The new National Anti-Drug Strategy is the first in many years to explicitly exclude funding for—or even any mention of—harm reduction measures, while adding significant new funding for additional efforts to enforce criminal laws on drugs.
The Pre-1986/Post-1990 Hepatitis C Class Action Settlement Agreement is approved by the courts. This is a compensation plan for people infected with hepatitis C through the blood system in Canada before 1986 or after 1990.
Without a commitment of funding for the next year, many hepatitis service organizations close their doors, including the Canadian Hepatitis C Information Centre and the Hepatitis C Society of Canada.
The World Hepatitis Alliance launches the first World Hepatitis Day on May 19 with a campaign called Am I Number 12? This refers to the statistic that, worldwide, one in every 12 people is living with a form of viral hepatitis. A World Hepatitis Day in Canada planning committee is established under the leadership of CLF. Advocacy and awareness-raising activities are organized across Canada including the development of six Canadian government “Asks”.
Canada’s federal Minister of Health, Tony Clement, announces the renewal of the Hepatitis C Prevention, Support and Research Program with the commitment of ongoing funding, annually.

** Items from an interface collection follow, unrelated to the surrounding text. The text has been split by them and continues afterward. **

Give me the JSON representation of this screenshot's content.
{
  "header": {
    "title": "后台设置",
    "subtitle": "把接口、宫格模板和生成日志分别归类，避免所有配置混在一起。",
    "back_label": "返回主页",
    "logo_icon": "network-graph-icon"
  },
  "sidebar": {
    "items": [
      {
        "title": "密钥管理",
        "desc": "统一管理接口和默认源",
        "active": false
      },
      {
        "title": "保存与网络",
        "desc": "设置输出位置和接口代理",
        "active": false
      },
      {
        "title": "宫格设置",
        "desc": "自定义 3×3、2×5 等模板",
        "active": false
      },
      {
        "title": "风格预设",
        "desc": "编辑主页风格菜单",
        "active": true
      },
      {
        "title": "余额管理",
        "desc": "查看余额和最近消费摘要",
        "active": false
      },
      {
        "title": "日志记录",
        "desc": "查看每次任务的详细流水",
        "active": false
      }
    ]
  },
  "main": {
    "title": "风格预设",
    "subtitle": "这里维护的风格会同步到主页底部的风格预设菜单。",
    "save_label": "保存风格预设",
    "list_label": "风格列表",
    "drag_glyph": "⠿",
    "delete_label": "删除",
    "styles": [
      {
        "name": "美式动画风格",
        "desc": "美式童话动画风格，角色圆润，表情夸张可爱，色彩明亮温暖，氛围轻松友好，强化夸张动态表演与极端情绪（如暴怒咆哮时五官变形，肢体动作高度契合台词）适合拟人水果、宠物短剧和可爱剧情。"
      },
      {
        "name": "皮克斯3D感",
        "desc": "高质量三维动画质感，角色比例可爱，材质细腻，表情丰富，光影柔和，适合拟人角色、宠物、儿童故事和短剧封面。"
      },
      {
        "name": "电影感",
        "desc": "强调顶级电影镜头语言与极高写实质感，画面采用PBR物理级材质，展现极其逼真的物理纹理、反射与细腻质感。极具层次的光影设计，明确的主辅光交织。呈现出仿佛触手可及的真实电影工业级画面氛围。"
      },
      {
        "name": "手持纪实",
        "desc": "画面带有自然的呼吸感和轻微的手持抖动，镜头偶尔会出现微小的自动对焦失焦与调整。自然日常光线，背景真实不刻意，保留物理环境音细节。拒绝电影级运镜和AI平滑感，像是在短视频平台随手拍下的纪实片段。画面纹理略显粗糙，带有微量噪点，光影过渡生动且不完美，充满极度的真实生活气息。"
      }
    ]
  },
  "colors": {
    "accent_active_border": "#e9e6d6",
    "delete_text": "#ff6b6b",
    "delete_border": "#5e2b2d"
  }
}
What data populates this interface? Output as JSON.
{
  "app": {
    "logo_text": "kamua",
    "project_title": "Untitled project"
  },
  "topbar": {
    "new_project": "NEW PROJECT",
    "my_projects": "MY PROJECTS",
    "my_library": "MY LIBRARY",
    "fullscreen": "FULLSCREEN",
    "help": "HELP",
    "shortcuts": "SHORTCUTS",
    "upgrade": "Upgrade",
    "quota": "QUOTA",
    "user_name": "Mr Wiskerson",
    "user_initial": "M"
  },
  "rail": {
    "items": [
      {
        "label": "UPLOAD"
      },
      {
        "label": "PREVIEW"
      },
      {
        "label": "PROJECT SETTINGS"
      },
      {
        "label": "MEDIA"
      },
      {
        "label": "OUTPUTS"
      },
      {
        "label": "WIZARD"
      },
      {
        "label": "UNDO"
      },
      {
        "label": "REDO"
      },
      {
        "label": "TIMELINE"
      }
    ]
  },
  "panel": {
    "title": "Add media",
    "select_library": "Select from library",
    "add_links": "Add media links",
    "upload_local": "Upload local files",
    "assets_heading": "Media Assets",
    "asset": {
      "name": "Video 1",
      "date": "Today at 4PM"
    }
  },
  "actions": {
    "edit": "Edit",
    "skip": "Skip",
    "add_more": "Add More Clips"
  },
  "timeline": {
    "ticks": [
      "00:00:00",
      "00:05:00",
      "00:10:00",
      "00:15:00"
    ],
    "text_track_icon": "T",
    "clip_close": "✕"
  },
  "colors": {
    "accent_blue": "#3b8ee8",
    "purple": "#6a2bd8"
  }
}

The Vienna Declaration, a statement seeking to improve community health and safety by calling for the incorporation of scientific evidence into illicit drug policies, is launched at the 18th International AIDS Conference in Vienna, Austria.
The 63rd World Health Assembly of the World Health Organization (WHO) passes a viral hepatitis resolution, recognizing, among other points, “the need to reduce incidence to prevent and control viral hepatitis, to increase access to correct diagnosis and to provide appropriate treatment programmes in all regions.”
The WHO endorses July 28th as World Hepatitis Day, making it the fourth official global health awareness day, alongside HIV, malaria and tuberculosis.
The 1st Canadian HIV/HBV/HCV Co-infection Research Summit is held in Toronto, Ontario. It is organized by the Canadian Treatment Action Council (CTAC) in partnership with many national and community-based organizations.
Following many legal battles, the Supreme Court of Canada rules that Insite can continue to operate under a constitutional exception to the Controlled Drugs and Substances Act. Since this ruling, discussions on supervised injection facilities have gained momentum in cities across the country.
Almost ten years after the last development in hepatitis C treatment, two new medications are approved for genotype 1 hepatitis C.
The MOHLTC establishes multidisciplinary treatment and support teams throughout the province to expand access to care and improve treatment outcomes.
Musicians Gregg Allman, Natalie Cole and Jon Secada turn up the volume around hepatitis C at Tune in to Hep C, a US-based public health campaign created to raise awareness about the virus.
On the occasion of World Hepatitis Day 2011, the Canadian Coalition of Organizations Responding to Hepatitis B and C releases a report card that, using the six Canadian “Asks,” assesses provincial, territorial and federal government responses to hepatitis C.
The WHO sponsors its first official World Hepatitis Day with the theme, “This is Hepatitis … Know it. Confront it. Hepatitis affects everyone, everywhere.” The WHO supports activities around the world through collaboration with civil society.
- CASL convenes a 3rd national consensus conference on the management of viral hepatitis.
The Sexuality Education Resource Centre (SERC) in Winnipeg, Manitoba releases Living Healthy: What You Need to Know about Hepatitis C in Canada a brochure in six African languages, English and French.
- The Canadian Coalition of Organizations Responding to Hepatitis B and C changes its name to Action Hepatitis Canada.
The Canadian Liver Foundation releases Liver Disease in Canada: A Crisis in the Making. This report outlines the scope of liver disease in Canada and urges federal, provincial and territorial governments and related health agencies to work together to develop a national liver disease strategy.
B.C. announces $1.9 million in funding for Hep B and C research and education, awareness-raising and prevention of hepatitis B among immigrant communities.